Each week we get a little embroidery pattern, called a 'teeny weeny'. With a short blurb about that particular state, and why the said embroidery pattern has been chosen - which I completely love, as I get to learn a little fact about the different state's each week. And yes, I have already tried to casually bring into conversion the fact that Delaware was once described by Thomas Jefferson as a diamond, 'small but valuable'. lol.

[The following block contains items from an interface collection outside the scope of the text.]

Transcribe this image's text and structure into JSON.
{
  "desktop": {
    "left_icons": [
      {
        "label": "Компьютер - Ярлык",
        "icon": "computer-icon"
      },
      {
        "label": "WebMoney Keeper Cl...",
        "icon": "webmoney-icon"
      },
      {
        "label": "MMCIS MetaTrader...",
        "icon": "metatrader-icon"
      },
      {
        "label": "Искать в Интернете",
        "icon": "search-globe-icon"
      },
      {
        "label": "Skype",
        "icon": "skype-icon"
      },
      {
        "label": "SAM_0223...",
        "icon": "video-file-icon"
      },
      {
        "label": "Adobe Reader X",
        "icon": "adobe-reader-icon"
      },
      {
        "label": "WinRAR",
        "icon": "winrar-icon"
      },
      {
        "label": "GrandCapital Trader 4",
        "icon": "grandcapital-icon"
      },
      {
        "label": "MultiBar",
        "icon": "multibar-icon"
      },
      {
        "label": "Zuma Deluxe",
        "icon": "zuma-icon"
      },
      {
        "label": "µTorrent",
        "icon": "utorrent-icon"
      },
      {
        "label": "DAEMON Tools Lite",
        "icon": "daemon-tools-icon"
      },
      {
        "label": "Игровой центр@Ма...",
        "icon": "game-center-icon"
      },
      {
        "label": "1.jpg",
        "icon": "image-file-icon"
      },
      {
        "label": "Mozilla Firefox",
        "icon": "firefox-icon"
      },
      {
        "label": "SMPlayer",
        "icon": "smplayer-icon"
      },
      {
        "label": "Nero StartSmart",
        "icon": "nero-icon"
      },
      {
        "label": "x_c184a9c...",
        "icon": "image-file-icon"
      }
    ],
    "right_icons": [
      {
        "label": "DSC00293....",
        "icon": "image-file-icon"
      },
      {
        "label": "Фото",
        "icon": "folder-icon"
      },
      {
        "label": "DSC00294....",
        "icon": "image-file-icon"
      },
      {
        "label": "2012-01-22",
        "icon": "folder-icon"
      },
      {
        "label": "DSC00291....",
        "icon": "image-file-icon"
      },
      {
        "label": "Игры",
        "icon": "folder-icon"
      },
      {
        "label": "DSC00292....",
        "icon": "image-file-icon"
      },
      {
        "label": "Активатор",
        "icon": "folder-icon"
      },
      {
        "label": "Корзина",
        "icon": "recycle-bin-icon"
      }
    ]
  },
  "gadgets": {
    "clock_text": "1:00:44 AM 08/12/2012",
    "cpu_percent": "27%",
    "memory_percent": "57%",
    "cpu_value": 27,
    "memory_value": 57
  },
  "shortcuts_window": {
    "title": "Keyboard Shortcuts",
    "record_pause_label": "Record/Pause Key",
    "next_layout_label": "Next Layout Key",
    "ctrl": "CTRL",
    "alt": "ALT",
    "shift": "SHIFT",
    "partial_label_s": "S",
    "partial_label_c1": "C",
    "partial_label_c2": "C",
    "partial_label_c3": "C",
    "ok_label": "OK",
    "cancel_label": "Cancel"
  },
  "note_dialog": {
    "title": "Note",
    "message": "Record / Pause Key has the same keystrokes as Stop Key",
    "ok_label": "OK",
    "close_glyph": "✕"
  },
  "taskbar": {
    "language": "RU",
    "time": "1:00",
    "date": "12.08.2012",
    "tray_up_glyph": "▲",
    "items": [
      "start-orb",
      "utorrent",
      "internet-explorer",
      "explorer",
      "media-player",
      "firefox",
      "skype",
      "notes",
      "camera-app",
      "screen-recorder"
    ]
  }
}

At the end of the 52 weeks of sewing we should end up with a complete set of state star blocks, and alternating stripe blocks to make a quilt. What also caught my eye with this pattern is the use of English Paper Piecing techniques! Yay! Once you have embroidered the motif it's then mounted on a pentagon shape, with equilateral triangles for the points to form a star. The only snag with the pattern for me is the EPP shapes don't follow a standard size so I can't use my Paper Pieces shapes for them, doh! the 2" size is too big and the 1" is too small... so I had to cut out my own, which I didn't realise takes for-ev-er, and isn't always very accurate I came to learn. Oh how I've spoiled myself with pre-cuts! Mollie has suggested a decorate running stitch to applique the star to the block but I've gone a little more minimalist using an invisible slip-stitch. I've chosen to keep mine with a patriotic feel using traditional colour's, and Kona White for the stars - it just felt right!

I'll be sharing along my progress each week here on the blog to help keep me on track and motivate me to stick with it. If you fancy taking the plunge and joining in the fun you can sign up here. Next week Philadelphia! Hope you can stop by. xo